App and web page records

****************

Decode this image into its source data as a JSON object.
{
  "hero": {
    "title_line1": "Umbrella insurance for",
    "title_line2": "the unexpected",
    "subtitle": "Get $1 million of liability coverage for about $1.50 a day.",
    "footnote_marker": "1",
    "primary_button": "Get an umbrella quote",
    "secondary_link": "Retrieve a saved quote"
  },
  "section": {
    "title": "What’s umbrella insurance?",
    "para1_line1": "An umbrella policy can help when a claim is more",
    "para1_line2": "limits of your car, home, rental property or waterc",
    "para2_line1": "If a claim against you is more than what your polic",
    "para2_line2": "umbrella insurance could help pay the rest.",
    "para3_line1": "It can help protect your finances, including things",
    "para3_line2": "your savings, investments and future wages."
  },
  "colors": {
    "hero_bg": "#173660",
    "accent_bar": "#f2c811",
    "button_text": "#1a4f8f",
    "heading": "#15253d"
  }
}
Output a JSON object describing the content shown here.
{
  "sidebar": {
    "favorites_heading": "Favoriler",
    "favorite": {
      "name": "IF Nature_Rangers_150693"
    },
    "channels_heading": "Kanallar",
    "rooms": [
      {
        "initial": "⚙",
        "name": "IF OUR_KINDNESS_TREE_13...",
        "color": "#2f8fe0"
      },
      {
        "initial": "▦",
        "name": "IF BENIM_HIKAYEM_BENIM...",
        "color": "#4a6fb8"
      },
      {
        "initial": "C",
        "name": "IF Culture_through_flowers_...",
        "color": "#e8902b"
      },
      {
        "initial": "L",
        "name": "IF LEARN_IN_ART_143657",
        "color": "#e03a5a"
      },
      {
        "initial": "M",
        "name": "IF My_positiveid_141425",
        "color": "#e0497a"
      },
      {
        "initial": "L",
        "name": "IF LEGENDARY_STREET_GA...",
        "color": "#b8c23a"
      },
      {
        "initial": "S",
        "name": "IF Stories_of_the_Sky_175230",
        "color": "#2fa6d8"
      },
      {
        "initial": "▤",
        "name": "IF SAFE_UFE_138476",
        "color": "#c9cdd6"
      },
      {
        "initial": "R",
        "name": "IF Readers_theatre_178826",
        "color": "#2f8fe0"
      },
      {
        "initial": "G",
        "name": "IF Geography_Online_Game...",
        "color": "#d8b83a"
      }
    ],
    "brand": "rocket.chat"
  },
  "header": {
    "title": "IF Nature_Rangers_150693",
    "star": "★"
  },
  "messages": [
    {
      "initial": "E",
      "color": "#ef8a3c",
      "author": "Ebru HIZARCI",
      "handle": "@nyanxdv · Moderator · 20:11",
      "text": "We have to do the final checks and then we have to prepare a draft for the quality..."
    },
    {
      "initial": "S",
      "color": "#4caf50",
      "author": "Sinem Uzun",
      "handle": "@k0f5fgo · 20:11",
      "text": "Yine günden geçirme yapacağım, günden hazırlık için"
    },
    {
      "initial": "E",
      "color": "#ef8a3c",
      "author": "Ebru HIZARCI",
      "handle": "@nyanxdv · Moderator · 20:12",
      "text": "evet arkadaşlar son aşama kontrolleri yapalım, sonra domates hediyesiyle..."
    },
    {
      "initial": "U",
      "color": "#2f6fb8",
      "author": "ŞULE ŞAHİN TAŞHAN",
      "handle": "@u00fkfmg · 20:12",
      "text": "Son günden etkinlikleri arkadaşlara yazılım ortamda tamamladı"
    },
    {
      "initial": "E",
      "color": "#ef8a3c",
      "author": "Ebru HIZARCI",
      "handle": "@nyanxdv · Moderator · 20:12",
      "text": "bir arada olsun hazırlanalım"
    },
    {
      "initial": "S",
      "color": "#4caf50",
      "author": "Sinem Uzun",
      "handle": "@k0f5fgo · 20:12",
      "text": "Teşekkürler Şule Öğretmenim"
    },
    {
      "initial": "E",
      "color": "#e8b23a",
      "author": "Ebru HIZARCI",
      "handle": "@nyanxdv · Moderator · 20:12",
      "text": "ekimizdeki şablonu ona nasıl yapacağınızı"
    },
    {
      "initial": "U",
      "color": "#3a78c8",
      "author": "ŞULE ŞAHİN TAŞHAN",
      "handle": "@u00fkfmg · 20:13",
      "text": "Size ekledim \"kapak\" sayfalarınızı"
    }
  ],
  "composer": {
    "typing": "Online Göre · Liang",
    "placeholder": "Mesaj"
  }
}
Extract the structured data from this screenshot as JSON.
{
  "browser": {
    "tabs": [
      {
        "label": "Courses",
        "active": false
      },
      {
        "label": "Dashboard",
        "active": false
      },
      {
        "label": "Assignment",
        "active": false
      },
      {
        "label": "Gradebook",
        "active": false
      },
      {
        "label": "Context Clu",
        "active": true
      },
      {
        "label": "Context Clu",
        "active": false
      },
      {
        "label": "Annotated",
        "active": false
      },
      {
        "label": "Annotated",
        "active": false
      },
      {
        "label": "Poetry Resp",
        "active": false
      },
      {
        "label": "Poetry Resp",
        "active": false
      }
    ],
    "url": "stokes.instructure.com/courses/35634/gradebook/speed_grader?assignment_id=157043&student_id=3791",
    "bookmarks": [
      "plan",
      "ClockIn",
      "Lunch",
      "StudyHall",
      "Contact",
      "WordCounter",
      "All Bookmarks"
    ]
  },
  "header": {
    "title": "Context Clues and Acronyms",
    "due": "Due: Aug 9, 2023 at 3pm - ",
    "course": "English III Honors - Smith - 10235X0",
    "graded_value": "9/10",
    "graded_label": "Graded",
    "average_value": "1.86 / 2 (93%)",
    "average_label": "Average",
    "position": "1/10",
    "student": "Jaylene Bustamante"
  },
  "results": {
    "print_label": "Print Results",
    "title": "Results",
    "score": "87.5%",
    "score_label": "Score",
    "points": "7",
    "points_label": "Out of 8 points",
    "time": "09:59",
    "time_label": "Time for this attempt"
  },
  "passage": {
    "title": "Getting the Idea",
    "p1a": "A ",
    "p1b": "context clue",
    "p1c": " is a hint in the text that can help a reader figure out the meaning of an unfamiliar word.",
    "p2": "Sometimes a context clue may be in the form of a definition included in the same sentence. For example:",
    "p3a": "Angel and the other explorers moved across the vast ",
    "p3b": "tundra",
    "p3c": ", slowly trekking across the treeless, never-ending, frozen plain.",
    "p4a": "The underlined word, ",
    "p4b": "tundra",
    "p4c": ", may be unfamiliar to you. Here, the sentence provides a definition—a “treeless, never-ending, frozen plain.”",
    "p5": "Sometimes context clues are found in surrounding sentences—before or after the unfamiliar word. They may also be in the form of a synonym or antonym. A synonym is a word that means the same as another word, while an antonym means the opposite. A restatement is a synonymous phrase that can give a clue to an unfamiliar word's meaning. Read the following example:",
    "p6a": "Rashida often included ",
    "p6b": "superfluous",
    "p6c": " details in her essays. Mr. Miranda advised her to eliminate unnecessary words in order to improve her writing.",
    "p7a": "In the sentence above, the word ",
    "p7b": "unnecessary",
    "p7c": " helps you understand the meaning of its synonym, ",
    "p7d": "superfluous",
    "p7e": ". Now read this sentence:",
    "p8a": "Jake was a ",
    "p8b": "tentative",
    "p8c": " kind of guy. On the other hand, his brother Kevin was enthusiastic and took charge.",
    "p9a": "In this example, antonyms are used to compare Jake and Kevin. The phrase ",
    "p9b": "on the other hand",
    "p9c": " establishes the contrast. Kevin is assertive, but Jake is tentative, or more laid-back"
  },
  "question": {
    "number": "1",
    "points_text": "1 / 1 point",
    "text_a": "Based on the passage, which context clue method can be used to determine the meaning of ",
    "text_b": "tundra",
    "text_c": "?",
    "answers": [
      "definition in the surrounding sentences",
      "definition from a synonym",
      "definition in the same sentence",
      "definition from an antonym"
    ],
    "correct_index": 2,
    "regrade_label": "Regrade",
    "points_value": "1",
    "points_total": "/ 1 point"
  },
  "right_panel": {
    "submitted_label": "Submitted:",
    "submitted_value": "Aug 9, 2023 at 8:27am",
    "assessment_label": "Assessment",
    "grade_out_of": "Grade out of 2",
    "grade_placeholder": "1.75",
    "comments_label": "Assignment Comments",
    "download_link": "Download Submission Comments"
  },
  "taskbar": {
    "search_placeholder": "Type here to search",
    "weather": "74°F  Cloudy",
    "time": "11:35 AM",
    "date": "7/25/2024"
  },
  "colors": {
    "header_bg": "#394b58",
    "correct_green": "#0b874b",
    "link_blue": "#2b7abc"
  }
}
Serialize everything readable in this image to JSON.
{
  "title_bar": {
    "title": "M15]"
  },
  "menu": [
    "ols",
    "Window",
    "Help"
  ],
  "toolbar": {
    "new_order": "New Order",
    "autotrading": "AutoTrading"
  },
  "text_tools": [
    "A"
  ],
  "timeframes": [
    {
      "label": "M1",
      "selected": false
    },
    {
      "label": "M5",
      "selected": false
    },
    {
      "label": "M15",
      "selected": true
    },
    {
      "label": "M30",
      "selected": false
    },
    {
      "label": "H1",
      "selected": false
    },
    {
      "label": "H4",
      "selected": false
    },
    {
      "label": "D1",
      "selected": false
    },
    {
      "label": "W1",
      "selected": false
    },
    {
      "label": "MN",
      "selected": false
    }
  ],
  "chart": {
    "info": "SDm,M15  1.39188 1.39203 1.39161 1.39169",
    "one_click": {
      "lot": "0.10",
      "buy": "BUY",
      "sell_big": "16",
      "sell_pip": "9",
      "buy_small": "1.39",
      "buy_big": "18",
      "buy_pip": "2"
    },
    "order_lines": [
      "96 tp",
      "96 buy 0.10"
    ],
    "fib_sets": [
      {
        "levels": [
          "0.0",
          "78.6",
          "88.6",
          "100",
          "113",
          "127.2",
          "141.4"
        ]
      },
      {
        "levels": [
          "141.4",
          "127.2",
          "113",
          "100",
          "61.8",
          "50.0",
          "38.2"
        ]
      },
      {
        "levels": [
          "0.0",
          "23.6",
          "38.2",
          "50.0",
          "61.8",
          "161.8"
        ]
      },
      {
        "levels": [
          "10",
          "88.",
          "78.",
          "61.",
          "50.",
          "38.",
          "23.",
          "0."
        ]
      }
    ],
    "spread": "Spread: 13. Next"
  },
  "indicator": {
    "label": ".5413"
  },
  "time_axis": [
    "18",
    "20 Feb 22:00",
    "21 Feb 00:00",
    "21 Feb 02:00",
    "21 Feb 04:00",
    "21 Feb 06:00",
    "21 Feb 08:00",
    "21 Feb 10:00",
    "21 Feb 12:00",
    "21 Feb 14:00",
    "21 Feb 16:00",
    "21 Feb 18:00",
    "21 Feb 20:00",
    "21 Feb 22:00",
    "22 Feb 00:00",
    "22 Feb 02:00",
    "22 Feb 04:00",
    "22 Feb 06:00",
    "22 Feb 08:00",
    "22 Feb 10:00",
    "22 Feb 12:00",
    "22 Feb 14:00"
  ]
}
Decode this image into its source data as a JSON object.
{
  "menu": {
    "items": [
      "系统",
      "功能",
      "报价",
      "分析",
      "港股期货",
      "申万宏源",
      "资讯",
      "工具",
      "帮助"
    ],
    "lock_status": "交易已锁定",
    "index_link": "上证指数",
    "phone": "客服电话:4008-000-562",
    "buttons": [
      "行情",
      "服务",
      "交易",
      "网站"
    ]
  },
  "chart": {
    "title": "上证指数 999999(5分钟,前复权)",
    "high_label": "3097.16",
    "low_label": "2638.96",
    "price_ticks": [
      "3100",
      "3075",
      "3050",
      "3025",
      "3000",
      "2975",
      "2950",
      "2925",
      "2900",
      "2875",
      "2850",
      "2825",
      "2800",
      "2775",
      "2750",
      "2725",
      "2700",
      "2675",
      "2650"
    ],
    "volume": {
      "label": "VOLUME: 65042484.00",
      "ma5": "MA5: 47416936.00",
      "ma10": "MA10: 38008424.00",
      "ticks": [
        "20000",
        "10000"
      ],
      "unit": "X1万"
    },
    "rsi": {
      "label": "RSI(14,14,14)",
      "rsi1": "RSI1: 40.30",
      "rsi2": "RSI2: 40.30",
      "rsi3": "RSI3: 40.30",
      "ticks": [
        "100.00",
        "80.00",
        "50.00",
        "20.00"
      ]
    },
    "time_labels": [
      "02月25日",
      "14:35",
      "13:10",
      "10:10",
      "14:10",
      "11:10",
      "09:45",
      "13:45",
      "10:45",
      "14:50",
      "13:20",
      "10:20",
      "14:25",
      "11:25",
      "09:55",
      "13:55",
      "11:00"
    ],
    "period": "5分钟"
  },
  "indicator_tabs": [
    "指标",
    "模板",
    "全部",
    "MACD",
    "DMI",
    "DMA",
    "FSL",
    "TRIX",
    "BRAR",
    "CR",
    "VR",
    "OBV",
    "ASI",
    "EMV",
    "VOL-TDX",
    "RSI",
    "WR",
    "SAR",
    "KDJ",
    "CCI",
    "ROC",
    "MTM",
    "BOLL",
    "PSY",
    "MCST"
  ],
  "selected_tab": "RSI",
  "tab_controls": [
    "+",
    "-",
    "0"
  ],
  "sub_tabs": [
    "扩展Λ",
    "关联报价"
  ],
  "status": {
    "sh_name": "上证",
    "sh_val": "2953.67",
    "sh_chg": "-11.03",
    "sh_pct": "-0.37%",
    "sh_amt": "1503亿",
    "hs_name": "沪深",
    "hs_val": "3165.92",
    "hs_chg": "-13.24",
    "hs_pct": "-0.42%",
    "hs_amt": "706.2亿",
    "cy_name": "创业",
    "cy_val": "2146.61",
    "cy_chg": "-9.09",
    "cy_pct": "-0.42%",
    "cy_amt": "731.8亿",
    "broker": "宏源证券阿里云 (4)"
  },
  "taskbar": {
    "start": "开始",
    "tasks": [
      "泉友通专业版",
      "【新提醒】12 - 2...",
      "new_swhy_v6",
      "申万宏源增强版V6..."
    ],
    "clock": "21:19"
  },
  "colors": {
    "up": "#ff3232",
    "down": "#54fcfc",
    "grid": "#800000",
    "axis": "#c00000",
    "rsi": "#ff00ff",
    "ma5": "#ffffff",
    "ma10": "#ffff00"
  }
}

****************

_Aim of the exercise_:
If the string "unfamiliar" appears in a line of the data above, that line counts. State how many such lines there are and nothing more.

_Output of the task_:
3